[Page and application data records]

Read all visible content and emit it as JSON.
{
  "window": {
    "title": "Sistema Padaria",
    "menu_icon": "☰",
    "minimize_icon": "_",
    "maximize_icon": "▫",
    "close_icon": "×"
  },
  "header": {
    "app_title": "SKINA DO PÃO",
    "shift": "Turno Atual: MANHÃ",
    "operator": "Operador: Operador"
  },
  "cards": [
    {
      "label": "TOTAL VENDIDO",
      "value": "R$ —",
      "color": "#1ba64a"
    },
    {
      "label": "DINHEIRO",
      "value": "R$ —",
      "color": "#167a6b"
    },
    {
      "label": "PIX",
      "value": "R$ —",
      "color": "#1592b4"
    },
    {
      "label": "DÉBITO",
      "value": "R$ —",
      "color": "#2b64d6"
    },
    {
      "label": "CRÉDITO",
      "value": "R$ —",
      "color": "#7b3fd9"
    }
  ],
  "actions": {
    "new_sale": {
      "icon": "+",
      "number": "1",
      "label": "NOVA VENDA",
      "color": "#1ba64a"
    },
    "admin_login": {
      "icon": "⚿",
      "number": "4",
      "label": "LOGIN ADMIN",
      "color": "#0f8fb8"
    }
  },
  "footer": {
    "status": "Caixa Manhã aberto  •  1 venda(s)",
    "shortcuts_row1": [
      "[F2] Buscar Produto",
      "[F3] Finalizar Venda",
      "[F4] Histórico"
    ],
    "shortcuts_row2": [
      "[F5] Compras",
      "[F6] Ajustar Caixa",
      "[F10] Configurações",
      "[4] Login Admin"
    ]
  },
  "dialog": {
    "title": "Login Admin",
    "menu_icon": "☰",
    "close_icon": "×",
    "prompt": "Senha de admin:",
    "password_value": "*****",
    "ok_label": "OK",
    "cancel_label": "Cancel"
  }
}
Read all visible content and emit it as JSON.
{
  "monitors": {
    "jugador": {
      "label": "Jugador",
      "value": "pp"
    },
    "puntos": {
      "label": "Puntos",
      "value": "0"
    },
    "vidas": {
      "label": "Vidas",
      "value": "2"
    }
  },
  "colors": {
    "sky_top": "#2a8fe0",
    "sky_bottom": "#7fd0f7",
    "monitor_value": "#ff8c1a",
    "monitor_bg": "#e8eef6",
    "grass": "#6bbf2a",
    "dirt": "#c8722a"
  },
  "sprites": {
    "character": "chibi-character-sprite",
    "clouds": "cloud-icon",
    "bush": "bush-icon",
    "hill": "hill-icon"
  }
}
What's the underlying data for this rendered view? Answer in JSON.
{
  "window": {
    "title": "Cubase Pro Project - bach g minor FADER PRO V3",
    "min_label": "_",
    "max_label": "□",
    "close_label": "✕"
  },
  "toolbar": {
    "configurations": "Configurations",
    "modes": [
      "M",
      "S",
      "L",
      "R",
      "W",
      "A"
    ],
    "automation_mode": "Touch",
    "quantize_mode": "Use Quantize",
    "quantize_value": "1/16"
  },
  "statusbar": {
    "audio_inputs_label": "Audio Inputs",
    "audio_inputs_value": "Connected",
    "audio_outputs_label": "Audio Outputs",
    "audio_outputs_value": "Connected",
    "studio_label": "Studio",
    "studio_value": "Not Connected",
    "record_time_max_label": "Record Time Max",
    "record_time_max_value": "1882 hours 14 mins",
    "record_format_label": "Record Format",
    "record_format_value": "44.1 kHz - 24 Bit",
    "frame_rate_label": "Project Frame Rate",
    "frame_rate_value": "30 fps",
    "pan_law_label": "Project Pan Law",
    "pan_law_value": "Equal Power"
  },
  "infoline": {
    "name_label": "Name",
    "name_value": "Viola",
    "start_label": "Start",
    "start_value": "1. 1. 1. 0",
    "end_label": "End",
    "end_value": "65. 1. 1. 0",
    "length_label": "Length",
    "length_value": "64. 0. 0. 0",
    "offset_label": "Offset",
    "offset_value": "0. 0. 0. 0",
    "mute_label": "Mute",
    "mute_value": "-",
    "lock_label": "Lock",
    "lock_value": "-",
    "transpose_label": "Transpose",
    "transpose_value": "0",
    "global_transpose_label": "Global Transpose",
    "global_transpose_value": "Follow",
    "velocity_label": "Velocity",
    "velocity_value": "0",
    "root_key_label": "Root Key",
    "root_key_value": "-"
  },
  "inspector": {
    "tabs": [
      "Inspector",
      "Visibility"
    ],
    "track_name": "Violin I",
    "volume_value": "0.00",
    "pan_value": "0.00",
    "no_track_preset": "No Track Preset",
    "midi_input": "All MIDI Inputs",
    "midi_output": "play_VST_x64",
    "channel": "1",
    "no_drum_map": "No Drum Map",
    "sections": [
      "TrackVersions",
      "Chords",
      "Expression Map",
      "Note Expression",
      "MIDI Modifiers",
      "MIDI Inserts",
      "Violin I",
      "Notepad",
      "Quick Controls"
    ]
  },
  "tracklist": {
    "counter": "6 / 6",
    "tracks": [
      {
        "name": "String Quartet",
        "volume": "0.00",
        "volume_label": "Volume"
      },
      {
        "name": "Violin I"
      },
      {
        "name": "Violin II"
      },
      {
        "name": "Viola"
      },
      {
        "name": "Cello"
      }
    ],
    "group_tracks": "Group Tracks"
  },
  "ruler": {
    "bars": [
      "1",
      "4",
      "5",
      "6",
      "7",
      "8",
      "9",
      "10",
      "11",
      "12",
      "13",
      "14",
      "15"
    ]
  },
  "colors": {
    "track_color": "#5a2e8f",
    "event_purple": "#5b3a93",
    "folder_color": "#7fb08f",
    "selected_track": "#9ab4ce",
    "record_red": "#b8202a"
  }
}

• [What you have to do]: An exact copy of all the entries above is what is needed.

• [Result for this exercise]:
Read all visible content and emit it as JSON.
{
  "window": {
    "title": "Sistema Padaria",
    "menu_icon": "☰",
    "minimize_icon": "_",
    "maximize_icon": "▫",
    "close_icon": "×"
  },
  "header": {
    "app_title": "SKINA DO PÃO",
    "shift": "Turno Atual: MANHÃ",
    "operator": "Operador: Operador"
  },
  "cards": [
    {
      "label": "TOTAL VENDIDO",
      "value": "R$ —",
      "color": "#1ba64a"
    },
    {
      "label": "DINHEIRO",
      "value": "R$ —",
      "color": "#167a6b"
    },
    {
      "label": "PIX",
      "value": "R$ —",
      "color": "#1592b4"
    },
    {
      "label": "DÉBITO",
      "value": "R$ —",
      "color": "#2b64d6"
    },
    {
      "label": "CRÉDITO",
      "value": "R$ —",
      "color": "#7b3fd9"
    }
  ],
  "actions": {
    "new_sale": {
      "icon": "+",
      "number": "1",
      "label": "NOVA VENDA",
      "color": "#1ba64a"
    },
    "admin_login": {
      "icon": "⚿",
      "number": "4",
      "label": "LOGIN ADMIN",
      "color": "#0f8fb8"
    }
  },
  "footer": {
    "status": "Caixa Manhã aberto  •  1 venda(s)",
    "shortcuts_row1": [
      "[F2] Buscar Produto",
      "[F3] Finalizar Venda",
      "[F4] Histórico"
    ],
    "shortcuts_row2": [
      "[F5] Compras",
      "[F6] Ajustar Caixa",
      "[F10] Configurações",
      "[4] Login Admin"
    ]
  },
  "dialog": {
    "title": "Login Admin",
    "menu_icon": "☰",
    "close_icon": "×",
    "prompt": "Senha de admin:",
    "password_value": "*****",
    "ok_label": "OK",
    "cancel_label": "Cancel"
  }
}
Read all visible content and emit it as JSON.
{
  "monitors": {
    "jugador": {
      "label": "Jugador",
      "value": "pp"
    },
    "puntos": {
      "label": "Puntos",
      "value": "0"
    },
    "vidas": {
      "label": "Vidas",
      "value": "2"
    }
  },
  "colors": {
    "sky_top": "#2a8fe0",
    "sky_bottom": "#7fd0f7",
    "monitor_value": "#ff8c1a",
    "monitor_bg": "#e8eef6",
    "grass": "#6bbf2a",
    "dirt": "#c8722a"
  },
  "sprites": {
    "character": "chibi-character-sprite",
    "clouds": "cloud-icon",
    "bush": "bush-icon",
    "hill": "hill-icon"
  }
}
What's the underlying data for this rendered view? Answer in JSON.
{
  "window": {
    "title": "Cubase Pro Project - bach g minor FADER PRO V3",
    "min_label": "_",
    "max_label": "□",
    "close_label": "✕"
  },
  "toolbar": {
    "configurations": "Configurations",
    "modes": [
      "M",
      "S",
      "L",
      "R",
      "W",
      "A"
    ],
    "automation_mode": "Touch",
    "quantize_mode": "Use Quantize",
    "quantize_value": "1/16"
  },
  "statusbar": {
    "audio_inputs_label": "Audio Inputs",
    "audio_inputs_value": "Connected",
    "audio_outputs_label": "Audio Outputs",
    "audio_outputs_value": "Connected",
    "studio_label": "Studio",
    "studio_value": "Not Connected",
    "record_time_max_label": "Record Time Max",
    "record_time_max_value": "1882 hours 14 mins",
    "record_format_label": "Record Format",
    "record_format_value": "44.1 kHz - 24 Bit",
    "frame_rate_label": "Project Frame Rate",
    "frame_rate_value": "30 fps",
    "pan_law_label": "Project Pan Law",
    "pan_law_value": "Equal Power"
  },
  "infoline": {
    "name_label": "Name",
    "name_value": "Viola",
    "start_label": "Start",
    "start_value": "1. 1. 1. 0",
    "end_label": "End",
    "end_value": "65. 1. 1. 0",
    "length_label": "Length",
    "length_value": "64. 0. 0. 0",
    "offset_label": "Offset",
    "offset_value": "0. 0. 0. 0",
    "mute_label": "Mute",
    "mute_value": "-",
    "lock_label": "Lock",
    "lock_value": "-",
    "transpose_label": "Transpose",
    "transpose_value": "0",
    "global_transpose_label": "Global Transpose",
    "global_transpose_value": "Follow",
    "velocity_label": "Velocity",
    "velocity_value": "0",
    "root_key_label": "Root Key",
    "root_key_value": "-"
  },
  "inspector": {
    "tabs": [
      "Inspector",
      "Visibility"
    ],
    "track_name": "Violin I",
    "volume_value": "0.00",
    "pan_value": "0.00",
    "no_track_preset": "No Track Preset",
    "midi_input": "All MIDI Inputs",
    "midi_output": "play_VST_x64",
    "channel": "1",
    "no_drum_map": "No Drum Map",
    "sections": [
      "TrackVersions",
      "Chords",
      "Expression Map",
      "Note Expression",
      "MIDI Modifiers",
      "MIDI Inserts",
      "Violin I",
      "Notepad",
      "Quick Controls"
    ]
  },
  "tracklist": {
    "counter": "6 / 6",
    "tracks": [
      {
        "name": "String Quartet",
        "volume": "0.00",
        "volume_label": "Volume"
      },
      {
        "name": "Violin I"
      },
      {
        "name": "Violin II"
      },
      {
        "name": "Viola"
      },
      {
        "name": "Cello"
      }
    ],
    "group_tracks": "Group Tracks"
  },
  "ruler": {
    "bars": [
      "1",
      "4",
      "5",
      "6",
      "7",
      "8",
      "9",
      "10",
      "11",
      "12",
      "13",
      "14",
      "15"
    ]
  },
  "colors": {
    "track_color": "#5a2e8f",
    "event_purple": "#5b3a93",
    "folder_color": "#7fb08f",
    "selected_track": "#9ab4ce",
    "record_red": "#b8202a"
  }
}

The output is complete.